Roslyne Harkness was your typical active and healthy 66-year-old grandmother of eight when suddenly one morning, she collapsed with what turned out to be the early stages of a stroke.
A clot had occurred in the back of her brain in the basilar artery – a location which is usually fatal in 65 per cent of cases.
But thanks to world-leading research led by Associate Professor Tim Kleinig at the Royal Adelaide Hospital and supported by The Hospital Research Foundation through the Home Lottery, Roslyne not only survived the stroke but made a remarkable recovery!
In a randomised trial, Roslyne was lucky enough to receive both a large dose of new clot dissolving medication (called Tenecteplase) in conjunction with a thrombectomy procedure which removes the clot from the brain.
“Roslyne got the higher dose of the medication and the clot shifted from the basilar artery to the posterior cerebral artery,” A/Prof Kleinig said.

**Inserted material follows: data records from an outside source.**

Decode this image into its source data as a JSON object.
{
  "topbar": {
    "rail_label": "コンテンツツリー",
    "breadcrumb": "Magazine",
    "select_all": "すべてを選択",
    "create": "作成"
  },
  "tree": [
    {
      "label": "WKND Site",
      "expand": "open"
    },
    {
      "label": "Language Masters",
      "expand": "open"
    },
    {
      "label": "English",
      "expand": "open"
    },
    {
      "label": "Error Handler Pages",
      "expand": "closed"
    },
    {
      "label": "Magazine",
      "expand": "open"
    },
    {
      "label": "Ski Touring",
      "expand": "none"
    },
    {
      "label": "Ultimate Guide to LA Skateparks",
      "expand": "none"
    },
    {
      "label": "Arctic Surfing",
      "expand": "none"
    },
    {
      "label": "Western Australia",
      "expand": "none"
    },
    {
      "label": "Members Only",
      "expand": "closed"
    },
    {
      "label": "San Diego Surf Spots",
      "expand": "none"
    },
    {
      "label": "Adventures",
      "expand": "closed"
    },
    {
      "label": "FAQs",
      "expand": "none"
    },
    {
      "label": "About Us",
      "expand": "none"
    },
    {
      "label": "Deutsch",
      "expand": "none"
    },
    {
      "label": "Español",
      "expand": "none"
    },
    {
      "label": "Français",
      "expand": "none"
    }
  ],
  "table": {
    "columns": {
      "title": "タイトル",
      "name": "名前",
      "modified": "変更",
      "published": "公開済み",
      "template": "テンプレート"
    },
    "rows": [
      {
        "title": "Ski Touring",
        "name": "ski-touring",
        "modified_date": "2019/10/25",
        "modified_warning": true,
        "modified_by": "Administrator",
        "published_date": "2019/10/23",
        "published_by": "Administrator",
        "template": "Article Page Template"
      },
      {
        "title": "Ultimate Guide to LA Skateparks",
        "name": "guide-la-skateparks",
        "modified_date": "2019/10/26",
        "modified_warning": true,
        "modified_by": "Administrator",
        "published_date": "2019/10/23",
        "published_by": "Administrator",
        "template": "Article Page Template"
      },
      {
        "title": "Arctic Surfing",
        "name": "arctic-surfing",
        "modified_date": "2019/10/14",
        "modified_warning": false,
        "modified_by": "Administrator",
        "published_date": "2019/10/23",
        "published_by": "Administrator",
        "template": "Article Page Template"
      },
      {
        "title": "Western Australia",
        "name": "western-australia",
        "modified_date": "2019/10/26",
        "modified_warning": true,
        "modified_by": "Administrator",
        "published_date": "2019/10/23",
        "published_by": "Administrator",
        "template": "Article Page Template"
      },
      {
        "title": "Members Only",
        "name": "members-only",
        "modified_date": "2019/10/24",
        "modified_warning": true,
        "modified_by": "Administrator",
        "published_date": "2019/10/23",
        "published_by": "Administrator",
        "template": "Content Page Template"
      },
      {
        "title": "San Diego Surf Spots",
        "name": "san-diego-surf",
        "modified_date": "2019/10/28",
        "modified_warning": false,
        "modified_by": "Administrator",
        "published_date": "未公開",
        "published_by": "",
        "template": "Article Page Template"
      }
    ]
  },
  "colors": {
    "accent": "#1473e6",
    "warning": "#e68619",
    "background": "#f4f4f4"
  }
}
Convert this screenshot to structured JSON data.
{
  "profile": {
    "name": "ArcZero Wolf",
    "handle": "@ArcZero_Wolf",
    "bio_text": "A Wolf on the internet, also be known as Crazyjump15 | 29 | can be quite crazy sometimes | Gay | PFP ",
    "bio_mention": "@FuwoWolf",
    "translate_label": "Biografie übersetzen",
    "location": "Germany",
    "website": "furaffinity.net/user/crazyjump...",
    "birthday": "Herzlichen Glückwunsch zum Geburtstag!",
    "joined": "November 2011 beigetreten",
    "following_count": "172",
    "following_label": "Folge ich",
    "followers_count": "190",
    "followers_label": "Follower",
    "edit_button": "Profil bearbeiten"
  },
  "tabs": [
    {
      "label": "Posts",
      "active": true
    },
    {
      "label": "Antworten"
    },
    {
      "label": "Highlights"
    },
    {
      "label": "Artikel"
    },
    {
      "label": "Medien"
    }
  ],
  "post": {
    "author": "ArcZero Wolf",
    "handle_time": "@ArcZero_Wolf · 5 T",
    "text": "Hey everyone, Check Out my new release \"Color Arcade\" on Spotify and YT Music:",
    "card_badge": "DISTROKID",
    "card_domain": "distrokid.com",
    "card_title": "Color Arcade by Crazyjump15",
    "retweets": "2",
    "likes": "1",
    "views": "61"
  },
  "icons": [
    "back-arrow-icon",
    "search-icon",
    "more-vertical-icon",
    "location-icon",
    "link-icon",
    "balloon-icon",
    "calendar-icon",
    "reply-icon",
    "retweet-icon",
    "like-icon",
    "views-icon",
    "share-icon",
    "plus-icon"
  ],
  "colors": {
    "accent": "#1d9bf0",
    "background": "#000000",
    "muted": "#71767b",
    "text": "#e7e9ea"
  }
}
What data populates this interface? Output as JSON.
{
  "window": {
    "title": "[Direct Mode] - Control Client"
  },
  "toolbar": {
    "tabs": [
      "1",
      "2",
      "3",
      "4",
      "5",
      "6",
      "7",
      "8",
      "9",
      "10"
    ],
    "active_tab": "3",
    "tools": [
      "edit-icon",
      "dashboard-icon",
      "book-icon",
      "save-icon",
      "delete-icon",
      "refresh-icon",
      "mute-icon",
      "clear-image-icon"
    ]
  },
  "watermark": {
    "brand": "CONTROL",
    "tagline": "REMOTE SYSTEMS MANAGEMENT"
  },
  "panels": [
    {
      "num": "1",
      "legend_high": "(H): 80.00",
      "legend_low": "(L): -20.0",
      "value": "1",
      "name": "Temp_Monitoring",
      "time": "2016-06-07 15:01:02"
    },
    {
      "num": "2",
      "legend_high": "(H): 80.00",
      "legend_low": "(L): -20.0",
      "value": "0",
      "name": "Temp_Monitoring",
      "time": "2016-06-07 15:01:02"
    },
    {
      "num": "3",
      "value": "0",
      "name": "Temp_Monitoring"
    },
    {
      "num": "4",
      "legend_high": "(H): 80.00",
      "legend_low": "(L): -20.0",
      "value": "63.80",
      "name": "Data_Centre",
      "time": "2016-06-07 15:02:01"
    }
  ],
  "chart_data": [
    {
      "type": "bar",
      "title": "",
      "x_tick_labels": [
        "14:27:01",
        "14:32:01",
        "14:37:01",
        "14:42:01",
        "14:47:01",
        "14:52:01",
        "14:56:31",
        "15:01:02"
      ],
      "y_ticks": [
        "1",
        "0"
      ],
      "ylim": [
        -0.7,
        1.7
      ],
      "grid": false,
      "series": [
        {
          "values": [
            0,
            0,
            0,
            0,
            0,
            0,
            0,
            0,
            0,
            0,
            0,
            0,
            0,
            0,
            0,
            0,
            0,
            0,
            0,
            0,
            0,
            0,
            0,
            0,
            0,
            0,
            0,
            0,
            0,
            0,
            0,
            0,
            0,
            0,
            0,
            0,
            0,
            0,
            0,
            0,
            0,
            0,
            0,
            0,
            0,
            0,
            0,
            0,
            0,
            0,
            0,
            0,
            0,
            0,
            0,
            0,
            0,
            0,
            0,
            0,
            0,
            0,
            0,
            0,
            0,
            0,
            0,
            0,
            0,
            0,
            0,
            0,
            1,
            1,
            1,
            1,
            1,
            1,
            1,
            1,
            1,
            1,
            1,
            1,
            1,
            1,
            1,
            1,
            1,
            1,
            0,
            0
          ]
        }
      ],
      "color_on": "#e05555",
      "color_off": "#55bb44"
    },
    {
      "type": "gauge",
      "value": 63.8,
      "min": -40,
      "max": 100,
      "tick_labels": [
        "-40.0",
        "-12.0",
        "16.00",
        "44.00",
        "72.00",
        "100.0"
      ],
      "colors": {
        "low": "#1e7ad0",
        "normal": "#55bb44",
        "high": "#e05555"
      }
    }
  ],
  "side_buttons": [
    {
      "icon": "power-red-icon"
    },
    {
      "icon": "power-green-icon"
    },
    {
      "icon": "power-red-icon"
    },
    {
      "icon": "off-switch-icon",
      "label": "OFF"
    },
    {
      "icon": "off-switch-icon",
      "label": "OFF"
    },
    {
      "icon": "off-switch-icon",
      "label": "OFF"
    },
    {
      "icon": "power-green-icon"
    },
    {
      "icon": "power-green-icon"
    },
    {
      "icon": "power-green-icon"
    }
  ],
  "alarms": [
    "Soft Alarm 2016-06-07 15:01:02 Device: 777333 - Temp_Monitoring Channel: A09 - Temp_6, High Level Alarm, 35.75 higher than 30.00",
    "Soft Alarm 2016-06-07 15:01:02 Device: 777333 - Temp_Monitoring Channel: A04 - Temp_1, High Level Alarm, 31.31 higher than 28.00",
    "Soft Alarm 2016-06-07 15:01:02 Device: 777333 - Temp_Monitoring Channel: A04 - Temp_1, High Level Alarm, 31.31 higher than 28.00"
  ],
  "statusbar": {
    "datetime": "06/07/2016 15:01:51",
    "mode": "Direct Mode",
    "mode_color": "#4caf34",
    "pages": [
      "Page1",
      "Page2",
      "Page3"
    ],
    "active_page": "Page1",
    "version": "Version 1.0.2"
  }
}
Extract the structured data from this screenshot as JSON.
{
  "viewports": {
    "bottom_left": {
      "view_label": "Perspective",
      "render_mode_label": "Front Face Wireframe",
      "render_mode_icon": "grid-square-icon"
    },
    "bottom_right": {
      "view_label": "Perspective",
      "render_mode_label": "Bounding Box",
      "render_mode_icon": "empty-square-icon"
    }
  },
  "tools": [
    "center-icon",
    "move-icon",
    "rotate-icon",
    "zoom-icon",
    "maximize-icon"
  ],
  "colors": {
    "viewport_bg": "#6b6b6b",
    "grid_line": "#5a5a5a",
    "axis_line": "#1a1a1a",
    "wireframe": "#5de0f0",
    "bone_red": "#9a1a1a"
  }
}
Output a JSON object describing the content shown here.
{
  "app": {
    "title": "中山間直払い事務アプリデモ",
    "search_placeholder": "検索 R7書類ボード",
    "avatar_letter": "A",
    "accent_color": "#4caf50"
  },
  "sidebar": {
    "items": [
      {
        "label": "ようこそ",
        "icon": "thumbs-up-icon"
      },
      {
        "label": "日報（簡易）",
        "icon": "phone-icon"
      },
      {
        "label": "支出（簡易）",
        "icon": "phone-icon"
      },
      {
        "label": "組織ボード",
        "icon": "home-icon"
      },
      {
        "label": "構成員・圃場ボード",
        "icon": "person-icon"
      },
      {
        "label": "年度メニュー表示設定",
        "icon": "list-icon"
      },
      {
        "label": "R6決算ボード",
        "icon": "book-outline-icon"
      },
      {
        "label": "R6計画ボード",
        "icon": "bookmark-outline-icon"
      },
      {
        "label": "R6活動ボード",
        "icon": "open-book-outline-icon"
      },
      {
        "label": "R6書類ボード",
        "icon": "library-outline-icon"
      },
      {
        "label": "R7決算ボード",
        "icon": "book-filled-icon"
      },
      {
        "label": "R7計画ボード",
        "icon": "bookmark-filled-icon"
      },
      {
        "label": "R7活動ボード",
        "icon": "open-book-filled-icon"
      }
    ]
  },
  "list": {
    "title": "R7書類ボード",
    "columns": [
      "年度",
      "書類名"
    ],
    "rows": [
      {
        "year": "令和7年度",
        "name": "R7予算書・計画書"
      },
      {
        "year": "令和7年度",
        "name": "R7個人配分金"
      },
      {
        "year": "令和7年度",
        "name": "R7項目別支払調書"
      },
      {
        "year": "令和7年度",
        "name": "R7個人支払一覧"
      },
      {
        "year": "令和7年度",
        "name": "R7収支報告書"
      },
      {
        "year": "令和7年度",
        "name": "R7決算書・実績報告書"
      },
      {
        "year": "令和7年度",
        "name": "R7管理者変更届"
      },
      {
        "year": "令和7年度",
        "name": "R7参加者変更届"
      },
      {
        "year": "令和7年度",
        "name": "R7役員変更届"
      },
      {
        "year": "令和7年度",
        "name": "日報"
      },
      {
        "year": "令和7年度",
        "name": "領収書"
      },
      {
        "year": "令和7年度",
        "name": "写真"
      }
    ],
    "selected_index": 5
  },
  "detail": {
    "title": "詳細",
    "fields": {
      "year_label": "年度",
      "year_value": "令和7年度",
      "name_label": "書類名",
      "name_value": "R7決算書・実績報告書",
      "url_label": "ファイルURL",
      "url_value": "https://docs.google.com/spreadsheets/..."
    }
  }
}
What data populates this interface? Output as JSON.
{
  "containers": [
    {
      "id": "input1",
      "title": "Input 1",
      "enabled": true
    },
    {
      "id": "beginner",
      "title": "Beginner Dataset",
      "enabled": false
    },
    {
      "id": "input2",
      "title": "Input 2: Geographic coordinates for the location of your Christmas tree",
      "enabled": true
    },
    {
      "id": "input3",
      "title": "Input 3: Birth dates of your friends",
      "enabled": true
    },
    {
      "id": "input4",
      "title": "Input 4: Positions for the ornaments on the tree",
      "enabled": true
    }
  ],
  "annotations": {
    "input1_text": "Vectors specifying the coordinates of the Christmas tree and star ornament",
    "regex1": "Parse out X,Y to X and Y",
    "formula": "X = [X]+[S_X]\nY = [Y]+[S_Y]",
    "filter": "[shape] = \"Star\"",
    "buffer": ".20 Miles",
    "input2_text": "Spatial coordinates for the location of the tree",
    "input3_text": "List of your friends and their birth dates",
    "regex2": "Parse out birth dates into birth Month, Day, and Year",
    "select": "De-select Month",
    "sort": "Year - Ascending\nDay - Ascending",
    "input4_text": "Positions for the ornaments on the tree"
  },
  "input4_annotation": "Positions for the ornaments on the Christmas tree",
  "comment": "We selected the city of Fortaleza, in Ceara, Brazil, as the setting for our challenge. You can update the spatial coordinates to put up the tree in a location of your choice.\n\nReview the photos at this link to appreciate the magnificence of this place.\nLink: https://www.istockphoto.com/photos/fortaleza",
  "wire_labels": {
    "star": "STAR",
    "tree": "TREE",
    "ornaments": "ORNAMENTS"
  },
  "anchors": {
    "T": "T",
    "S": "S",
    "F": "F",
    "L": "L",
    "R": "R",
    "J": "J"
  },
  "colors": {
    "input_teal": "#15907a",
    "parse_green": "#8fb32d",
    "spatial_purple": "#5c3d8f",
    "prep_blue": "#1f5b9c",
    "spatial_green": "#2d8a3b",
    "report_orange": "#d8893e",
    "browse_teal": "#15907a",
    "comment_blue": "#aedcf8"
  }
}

“So the most serious part of the stroke was averted by the Tenecteplase clot dissolving medication and we kept the brain alive until she could have the thrombectomy and the rest of the clot was pulled out.
“She got the greatest benefit and she’s essentially made a complete recovery from something which was very likely to have been a fatal stroke otherwise.
“Roslyne is the epitome of the benefits of clinical research!”